◆ What you should do: Please write out the data that follows, word for word.

◆ Data:

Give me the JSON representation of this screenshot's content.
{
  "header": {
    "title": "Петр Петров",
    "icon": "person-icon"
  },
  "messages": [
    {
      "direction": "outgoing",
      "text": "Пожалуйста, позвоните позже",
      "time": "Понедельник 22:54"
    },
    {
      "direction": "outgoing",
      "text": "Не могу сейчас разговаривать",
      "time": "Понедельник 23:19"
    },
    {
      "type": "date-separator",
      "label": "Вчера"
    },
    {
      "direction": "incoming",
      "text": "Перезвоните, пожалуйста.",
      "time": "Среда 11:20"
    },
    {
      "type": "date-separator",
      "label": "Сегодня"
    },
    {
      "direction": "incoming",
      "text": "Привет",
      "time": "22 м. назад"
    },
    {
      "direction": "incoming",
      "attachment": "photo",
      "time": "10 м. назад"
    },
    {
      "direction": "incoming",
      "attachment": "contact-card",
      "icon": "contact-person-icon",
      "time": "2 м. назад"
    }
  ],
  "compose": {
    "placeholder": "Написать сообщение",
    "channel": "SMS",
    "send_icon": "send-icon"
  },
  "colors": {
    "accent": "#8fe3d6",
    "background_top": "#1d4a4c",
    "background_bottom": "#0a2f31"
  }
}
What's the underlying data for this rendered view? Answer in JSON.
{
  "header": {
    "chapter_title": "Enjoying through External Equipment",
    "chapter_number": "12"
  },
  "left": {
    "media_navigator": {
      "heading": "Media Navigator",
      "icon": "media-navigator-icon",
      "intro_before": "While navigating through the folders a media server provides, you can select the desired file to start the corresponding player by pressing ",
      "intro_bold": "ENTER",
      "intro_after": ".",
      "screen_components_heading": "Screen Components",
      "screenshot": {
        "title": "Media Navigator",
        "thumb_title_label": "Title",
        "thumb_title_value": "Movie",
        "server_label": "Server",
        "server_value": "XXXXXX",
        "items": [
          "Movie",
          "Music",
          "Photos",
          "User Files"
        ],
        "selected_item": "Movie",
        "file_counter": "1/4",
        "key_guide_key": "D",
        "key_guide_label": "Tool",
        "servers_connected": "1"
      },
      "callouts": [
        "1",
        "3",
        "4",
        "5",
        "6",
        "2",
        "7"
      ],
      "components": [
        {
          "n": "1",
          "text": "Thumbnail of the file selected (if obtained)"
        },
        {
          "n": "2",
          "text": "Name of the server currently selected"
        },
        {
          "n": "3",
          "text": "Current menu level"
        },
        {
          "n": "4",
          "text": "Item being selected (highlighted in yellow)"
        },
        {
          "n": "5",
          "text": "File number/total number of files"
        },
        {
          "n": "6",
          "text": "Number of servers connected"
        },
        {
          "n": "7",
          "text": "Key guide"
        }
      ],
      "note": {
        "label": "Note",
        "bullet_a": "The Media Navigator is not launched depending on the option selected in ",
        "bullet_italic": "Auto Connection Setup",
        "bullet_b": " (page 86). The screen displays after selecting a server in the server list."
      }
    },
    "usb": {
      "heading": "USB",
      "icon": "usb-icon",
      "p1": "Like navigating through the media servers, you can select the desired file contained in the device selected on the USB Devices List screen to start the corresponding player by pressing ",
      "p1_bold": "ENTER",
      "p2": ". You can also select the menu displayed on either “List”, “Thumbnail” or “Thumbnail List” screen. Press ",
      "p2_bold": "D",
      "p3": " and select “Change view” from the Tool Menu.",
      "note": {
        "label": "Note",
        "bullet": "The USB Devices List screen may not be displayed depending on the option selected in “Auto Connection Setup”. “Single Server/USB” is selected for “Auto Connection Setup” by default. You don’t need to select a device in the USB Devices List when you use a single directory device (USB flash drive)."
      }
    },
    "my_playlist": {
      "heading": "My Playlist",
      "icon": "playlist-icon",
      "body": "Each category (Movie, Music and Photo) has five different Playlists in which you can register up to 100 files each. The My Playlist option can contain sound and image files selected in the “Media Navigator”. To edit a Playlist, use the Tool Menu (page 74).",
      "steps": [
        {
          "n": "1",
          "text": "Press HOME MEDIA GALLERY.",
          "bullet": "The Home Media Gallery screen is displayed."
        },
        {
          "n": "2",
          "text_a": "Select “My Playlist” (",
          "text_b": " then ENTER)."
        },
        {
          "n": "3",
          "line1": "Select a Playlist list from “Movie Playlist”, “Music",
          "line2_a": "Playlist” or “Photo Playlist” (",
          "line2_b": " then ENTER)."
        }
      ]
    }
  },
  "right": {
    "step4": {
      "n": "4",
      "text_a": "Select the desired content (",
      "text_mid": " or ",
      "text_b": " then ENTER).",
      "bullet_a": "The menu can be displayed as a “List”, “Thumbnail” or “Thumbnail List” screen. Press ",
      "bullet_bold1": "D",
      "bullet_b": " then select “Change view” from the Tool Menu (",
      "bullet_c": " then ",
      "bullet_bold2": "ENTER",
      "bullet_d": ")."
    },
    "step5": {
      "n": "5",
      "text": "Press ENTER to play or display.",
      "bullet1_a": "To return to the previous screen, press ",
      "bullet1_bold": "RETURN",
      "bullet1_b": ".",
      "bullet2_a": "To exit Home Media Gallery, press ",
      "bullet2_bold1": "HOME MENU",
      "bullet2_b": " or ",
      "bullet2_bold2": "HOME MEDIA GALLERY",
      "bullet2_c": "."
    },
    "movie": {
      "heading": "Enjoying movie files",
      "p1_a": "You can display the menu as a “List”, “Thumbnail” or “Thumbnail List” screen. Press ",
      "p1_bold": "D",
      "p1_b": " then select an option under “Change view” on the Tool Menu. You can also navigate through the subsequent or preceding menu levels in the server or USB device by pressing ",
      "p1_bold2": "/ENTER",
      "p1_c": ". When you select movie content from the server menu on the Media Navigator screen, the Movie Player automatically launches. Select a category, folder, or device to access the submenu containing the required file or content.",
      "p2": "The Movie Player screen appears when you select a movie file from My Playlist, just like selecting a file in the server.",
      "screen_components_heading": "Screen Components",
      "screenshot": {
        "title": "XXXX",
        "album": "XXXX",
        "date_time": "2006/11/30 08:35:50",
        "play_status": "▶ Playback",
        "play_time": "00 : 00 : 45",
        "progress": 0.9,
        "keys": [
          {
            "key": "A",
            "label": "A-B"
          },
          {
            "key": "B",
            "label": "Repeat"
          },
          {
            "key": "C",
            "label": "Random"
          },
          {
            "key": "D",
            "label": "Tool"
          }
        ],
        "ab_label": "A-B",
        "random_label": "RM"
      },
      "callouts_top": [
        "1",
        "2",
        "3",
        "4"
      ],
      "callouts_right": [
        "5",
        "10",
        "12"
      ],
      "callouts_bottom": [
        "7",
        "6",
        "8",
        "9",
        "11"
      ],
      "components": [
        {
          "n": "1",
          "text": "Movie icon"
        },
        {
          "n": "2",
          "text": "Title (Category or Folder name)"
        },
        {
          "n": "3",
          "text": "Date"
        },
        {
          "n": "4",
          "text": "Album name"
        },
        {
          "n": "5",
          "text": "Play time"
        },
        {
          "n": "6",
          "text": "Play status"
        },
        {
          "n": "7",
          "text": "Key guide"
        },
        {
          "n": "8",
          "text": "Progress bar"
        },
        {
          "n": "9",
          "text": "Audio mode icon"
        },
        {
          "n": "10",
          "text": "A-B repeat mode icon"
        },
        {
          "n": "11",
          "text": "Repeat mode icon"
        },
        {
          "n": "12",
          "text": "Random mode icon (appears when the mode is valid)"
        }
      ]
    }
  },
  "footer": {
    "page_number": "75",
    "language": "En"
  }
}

◆ Exercise solution:
Give me the JSON representation of this screenshot's content.
{
  "header": {
    "title": "Петр Петров",
    "icon": "person-icon"
  },
  "messages": [
    {
      "direction": "outgoing",
      "text": "Пожалуйста, позвоните позже",
      "time": "Понедельник 22:54"
    },
    {
      "direction": "outgoing",
      "text": "Не могу сейчас разговаривать",
      "time": "Понедельник 23:19"
    },
    {
      "type": "date-separator",
      "label": "Вчера"
    },
    {
      "direction": "incoming",
      "text": "Перезвоните, пожалуйста.",
      "time": "Среда 11:20"
    },
    {
      "type": "date-separator",
      "label": "Сегодня"
    },
    {
      "direction": "incoming",
      "text": "Привет",
      "time": "22 м. назад"
    },
    {
      "direction": "incoming",
      "attachment": "photo",
      "time": "10 м. назад"
    },
    {
      "direction": "incoming",
      "attachment": "contact-card",
      "icon": "contact-person-icon",
      "time": "2 м. назад"
    }
  ],
  "compose": {
    "placeholder": "Написать сообщение",
    "channel": "SMS",
    "send_icon": "send-icon"
  },
  "colors": {
    "accent": "#8fe3d6",
    "background_top": "#1d4a4c",
    "background_bottom": "#0a2f31"
  }
}
What's the underlying data for this rendered view? Answer in JSON.
{
  "header": {
    "chapter_title": "Enjoying through External Equipment",
    "chapter_number": "12"
  },
  "left": {
    "media_navigator": {
      "heading": "Media Navigator",
      "icon": "media-navigator-icon",
      "intro_before": "While navigating through the folders a media server provides, you can select the desired file to start the corresponding player by pressing ",
      "intro_bold": "ENTER",
      "intro_after": ".",
      "screen_components_heading": "Screen Components",
      "screenshot": {
        "title": "Media Navigator",
        "thumb_title_label": "Title",
        "thumb_title_value": "Movie",
        "server_label": "Server",
        "server_value": "XXXXXX",
        "items": [
          "Movie",
          "Music",
          "Photos",
          "User Files"
        ],
        "selected_item": "Movie",
        "file_counter": "1/4",
        "key_guide_key": "D",
        "key_guide_label": "Tool",
        "servers_connected": "1"
      },
      "callouts": [
        "1",
        "3",
        "4",
        "5",
        "6",
        "2",
        "7"
      ],
      "components": [
        {
          "n": "1",
          "text": "Thumbnail of the file selected (if obtained)"
        },
        {
          "n": "2",
          "text": "Name of the server currently selected"
        },
        {
          "n": "3",
          "text": "Current menu level"
        },
        {
          "n": "4",
          "text": "Item being selected (highlighted in yellow)"
        },
        {
          "n": "5",
          "text": "File number/total number of files"
        },
        {
          "n": "6",
          "text": "Number of servers connected"
        },
        {
          "n": "7",
          "text": "Key guide"
        }
      ],
      "note": {
        "label": "Note",
        "bullet_a": "The Media Navigator is not launched depending on the option selected in ",
        "bullet_italic": "Auto Connection Setup",
        "bullet_b": " (page 86). The screen displays after selecting a server in the server list."
      }
    },
    "usb": {
      "heading": "USB",
      "icon": "usb-icon",
      "p1": "Like navigating through the media servers, you can select the desired file contained in the device selected on the USB Devices List screen to start the corresponding player by pressing ",
      "p1_bold": "ENTER",
      "p2": ". You can also select the menu displayed on either “List”, “Thumbnail” or “Thumbnail List” screen. Press ",
      "p2_bold": "D",
      "p3": " and select “Change view” from the Tool Menu.",
      "note": {
        "label": "Note",
        "bullet": "The USB Devices List screen may not be displayed depending on the option selected in “Auto Connection Setup”. “Single Server/USB” is selected for “Auto Connection Setup” by default. You don’t need to select a device in the USB Devices List when you use a single directory device (USB flash drive)."
      }
    },
    "my_playlist": {
      "heading": "My Playlist",
      "icon": "playlist-icon",
      "body": "Each category (Movie, Music and Photo) has five different Playlists in which you can register up to 100 files each. The My Playlist option can contain sound and image files selected in the “Media Navigator”. To edit a Playlist, use the Tool Menu (page 74).",
      "steps": [
        {
          "n": "1",
          "text": "Press HOME MEDIA GALLERY.",
          "bullet": "The Home Media Gallery screen is displayed."
        },
        {
          "n": "2",
          "text_a": "Select “My Playlist” (",
          "text_b": " then ENTER)."
        },
        {
          "n": "3",
          "line1": "Select a Playlist list from “Movie Playlist”, “Music",
          "line2_a": "Playlist” or “Photo Playlist” (",
          "line2_b": " then ENTER)."
        }
      ]
    }
  },
  "right": {
    "step4": {
      "n": "4",
      "text_a": "Select the desired content (",
      "text_mid": " or ",
      "text_b": " then ENTER).",
      "bullet_a": "The menu can be displayed as a “List”, “Thumbnail” or “Thumbnail List” screen. Press ",
      "bullet_bold1": "D",
      "bullet_b": " then select “Change view” from the Tool Menu (",
      "bullet_c": " then ",
      "bullet_bold2": "ENTER",
      "bullet_d": ")."
    },
    "step5": {
      "n": "5",
      "text": "Press ENTER to play or display.",
      "bullet1_a": "To return to the previous screen, press ",
      "bullet1_bold": "RETURN",
      "bullet1_b": ".",
      "bullet2_a": "To exit Home Media Gallery, press ",
      "bullet2_bold1": "HOME MENU",
      "bullet2_b": " or ",
      "bullet2_bold2": "HOME MEDIA GALLERY",
      "bullet2_c": "."
    },
    "movie": {
      "heading": "Enjoying movie files",
      "p1_a": "You can display the menu as a “List”, “Thumbnail” or “Thumbnail List” screen. Press ",
      "p1_bold": "D",
      "p1_b": " then select an option under “Change view” on the Tool Menu. You can also navigate through the subsequent or preceding menu levels in the server or USB device by pressing ",
      "p1_bold2": "/ENTER",
      "p1_c": ". When you select movie content from the server menu on the Media Navigator screen, the Movie Player automatically launches. Select a category, folder, or device to access the submenu containing the required file or content.",
      "p2": "The Movie Player screen appears when you select a movie file from My Playlist, just like selecting a file in the server.",
      "screen_components_heading": "Screen Components",
      "screenshot": {
        "title": "XXXX",
        "album": "XXXX",
        "date_time": "2006/11/30 08:35:50",
        "play_status": "▶ Playback",
        "play_time": "00 : 00 : 45",
        "progress": 0.9,
        "keys": [
          {
            "key": "A",
            "label": "A-B"
          },
          {
            "key": "B",
            "label": "Repeat"
          },
          {
            "key": "C",
            "label": "Random"
          },
          {
            "key": "D",
            "label": "Tool"
          }
        ],
        "ab_label": "A-B",
        "random_label": "RM"
      },
      "callouts_top": [
        "1",
        "2",
        "3",
        "4"
      ],
      "callouts_right": [
        "5",
        "10",
        "12"
      ],
      "callouts_bottom": [
        "7",
        "6",
        "8",
        "9",
        "11"
      ],
      "components": [
        {
          "n": "1",
          "text": "Movie icon"
        },
        {
          "n": "2",
          "text": "Title (Category or Folder name)"
        },
        {
          "n": "3",
          "text": "Date"
        },
        {
          "n": "4",
          "text": "Album name"
        },
        {
          "n": "5",
          "text": "Play time"
        },
        {
          "n": "6",
          "text": "Play status"
        },
        {
          "n": "7",
          "text": "Key guide"
        },
        {
          "n": "8",
          "text": "Progress bar"
        },
        {
          "n": "9",
          "text": "Audio mode icon"
        },
        {
          "n": "10",
          "text": "A-B repeat mode icon"
        },
        {
          "n": "11",
          "text": "Repeat mode icon"
        },
        {
          "n": "12",
          "text": "Random mode icon (appears when the mode is valid)"
        }
      ]
    }
  },
  "footer": {
    "page_number": "75",
    "language": "En"
  }
}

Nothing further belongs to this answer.